Test the sample micro-ROS app behaviour

Once the micro-ROS app is built and flashed, and the board is connected to a micro-ROS agent, let’s check that everything is working in a new command line. We are going to listen to ping topic to check whether the Ping Pong node is publishing its own ping messages:

source /opt/ros/$ROS_DISTRO/setup.bash

# Subscribe to micro-ROS ping topic
ros2 topic echo /microROS/ping

You should see the topic messages published by the Ping Pong node every 5 seconds:

user@user:~$ ros2 topic echo /microROS/ping
stamp:
  sec: 20
  nanosec: 867000000
frame_id: '1344887256_1085377743'
---
stamp:
  sec: 25
  nanosec: 942000000
frame_id: '730417256_1085377743'
---

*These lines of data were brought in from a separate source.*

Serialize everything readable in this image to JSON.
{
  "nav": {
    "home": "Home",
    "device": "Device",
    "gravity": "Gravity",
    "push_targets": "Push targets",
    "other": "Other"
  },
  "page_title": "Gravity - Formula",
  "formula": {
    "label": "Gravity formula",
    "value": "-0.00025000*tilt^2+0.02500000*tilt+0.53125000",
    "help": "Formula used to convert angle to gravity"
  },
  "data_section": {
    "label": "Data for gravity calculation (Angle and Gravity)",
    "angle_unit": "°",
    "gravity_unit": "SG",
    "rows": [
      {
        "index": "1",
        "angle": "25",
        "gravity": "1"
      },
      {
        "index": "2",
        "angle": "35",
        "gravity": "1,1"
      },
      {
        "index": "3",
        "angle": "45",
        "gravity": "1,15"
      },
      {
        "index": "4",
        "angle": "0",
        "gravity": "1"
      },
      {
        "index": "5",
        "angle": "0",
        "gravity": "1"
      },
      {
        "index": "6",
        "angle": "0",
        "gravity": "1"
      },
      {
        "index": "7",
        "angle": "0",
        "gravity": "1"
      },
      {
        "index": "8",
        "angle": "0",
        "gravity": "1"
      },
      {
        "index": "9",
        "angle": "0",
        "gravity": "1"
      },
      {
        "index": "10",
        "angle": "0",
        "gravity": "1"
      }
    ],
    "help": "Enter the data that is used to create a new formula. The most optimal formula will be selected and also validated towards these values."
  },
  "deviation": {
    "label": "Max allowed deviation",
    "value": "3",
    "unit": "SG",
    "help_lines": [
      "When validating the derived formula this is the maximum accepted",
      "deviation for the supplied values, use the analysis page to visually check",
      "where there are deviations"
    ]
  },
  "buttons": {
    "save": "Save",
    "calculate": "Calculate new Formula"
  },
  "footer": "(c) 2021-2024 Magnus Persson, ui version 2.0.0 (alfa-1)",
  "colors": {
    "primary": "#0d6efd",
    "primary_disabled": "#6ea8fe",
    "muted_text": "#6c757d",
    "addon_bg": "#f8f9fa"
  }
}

On another command line, let’s subscribe to the pong topic

source /opt/ros/$ROS_DISTRO/setup.bash

# Subscribe to micro-ROS pong topic
ros2 topic echo /microROS/pong

At this point, we know that our app is publishing pings. Let’s check if it also answers to someone else pings in a new command line:

source /opt/ros/$ROS_DISTRO/setup.bash

# Send a fake ping
ros2 topic pub --once /microROS/ping std_msgs/msg/Header '{frame_id: "fake_ping"}'

Now, we should see on the ping subscriber our fake ping along with the board pings:

user@user:~$ ros2 topic echo /microROS/ping
stamp:
  sec: 0
  nanosec: 0
frame_id: fake_ping
---
stamp:
  sec: 305
  nanosec: 973000000
frame_id: '451230256_1085377743'
---
stamp:
  sec: 310
  nanosec: 957000000
frame_id: '2084670932_1085377743'
---

And in the pong subscriber, we should see the board’s answer to our fake ping:

user@user:~$ ros2 topic echo /microROS/pong
stamp:
  sec: 0
  nanosec: 0
frame_id: fake_ping
---